on July 9, 2004
I thought I was educated before, but this wonderful book taught me new reading skills and whetted my appetite for the classics. Though I went to a good high school and college, I spent most of my time hearing about how "great" the Great Books were, without being much encouraged to sit down and crack one open. The Well-Educated Mind has helped to change that, which is why I disagree with the negative review posted earlier on this page. Maybe we "should" have learned how, why, and what to read in our schools, but many of us were not taught, and the Well-Educated mind aims to fill that gap. For this reason, I would highly recommend it for high-school students or for those about to start college.
The opening section alone, on getting the most out of reading, should be handed out in every local library. Don't miss the chapters on drama and poetry, either: too many people ignore these genres because of their seeming inaccessibility, but here Susan Wise Bauer provides superb keys and useful skills.
Knowledgeable without being a show-off, friendly without dumbing-down, Bauer makes an excellent guide for those who want to enter the "great conversation."
on October 25, 2003
When I found out the Susan Bauer had put this book together for adults, I purchased it immediately. I am quite a fan of her texts for children and of the educational plan she co-write with her mother for homeschoolers. Because of this, I think I expected it "The Well-Educated Mind" to be organized along the same chronological framework.
However, this new reading plan for adults breaks literature into categories: novels, autobiography, history, plays, poetry, etc. and then approaches each category with an annotated list of suggested works to read. While I have no serious complaints about the works chosen (no list will be perfect), I really miss the integration of literature, biography, history, science, etc. as proposed in "The Well-Trained Mind". I have begun reading from the first list of novels in "The Well-Educated Mind", but I am considering delving into the reading lists from the last four years of "The Well-Trained Mind".
If I had to purchase only one of the books, it would definately be the first - the curriculum text for homeschoolers. This book could be tailored for adult reading and is an great curriculum for homeschooling, or as we do, a supplement for a public education.
on April 10, 2004
Organizes homeschooling into How to.
Her expectations are HIGH!
Hope you are not afraid of hard work!
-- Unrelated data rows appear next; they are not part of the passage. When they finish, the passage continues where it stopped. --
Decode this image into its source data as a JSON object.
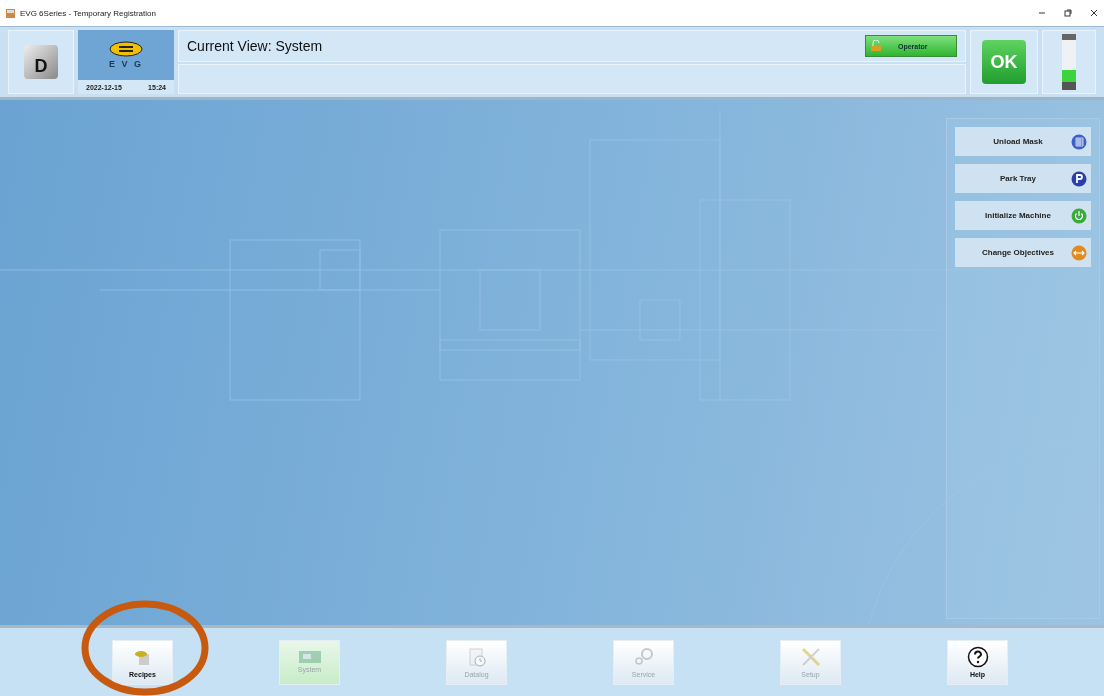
{
  "window": {
    "title": "EVG 6Series - Temporary Registration"
  },
  "header": {
    "mode_key": "D",
    "logo_text": "E V G",
    "date": "2022-12-15",
    "time": "15:24",
    "current_view": "Current View: System",
    "user_button": "Operator",
    "status_button": "OK"
  },
  "actions": [
    {
      "label": "Unload Mask",
      "kind": "mask"
    },
    {
      "label": "Park Tray",
      "kind": "park"
    },
    {
      "label": "Initialize Machine",
      "kind": "power"
    },
    {
      "label": "Change Objectives",
      "kind": "objective"
    }
  ],
  "nav": [
    {
      "label": "Recipes",
      "kind": "recipes",
      "selected": false,
      "disabled": false
    },
    {
      "label": "System",
      "kind": "system",
      "selected": true,
      "disabled": true
    },
    {
      "label": "Datalog",
      "kind": "datalog",
      "selected": false,
      "disabled": true
    },
    {
      "label": "Service",
      "kind": "service",
      "selected": false,
      "disabled": true
    },
    {
      "label": "Setup",
      "kind": "setup",
      "selected": false,
      "disabled": true
    },
    {
      "label": "Help",
      "kind": "help",
      "selected": false,
      "disabled": false
    }
  ]
}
She covers everything and is very knowledgeable. If you homeschool based on her curriculum guidelines, you will be doing an absolutely tremendous job! If you fall short, your still doing great. Great ideas. Great guidelines. Great coverage. For starters, combine this with "What Every Kindergardener Needs to Know" and "Cultural Literacy" both by ED Hirsch.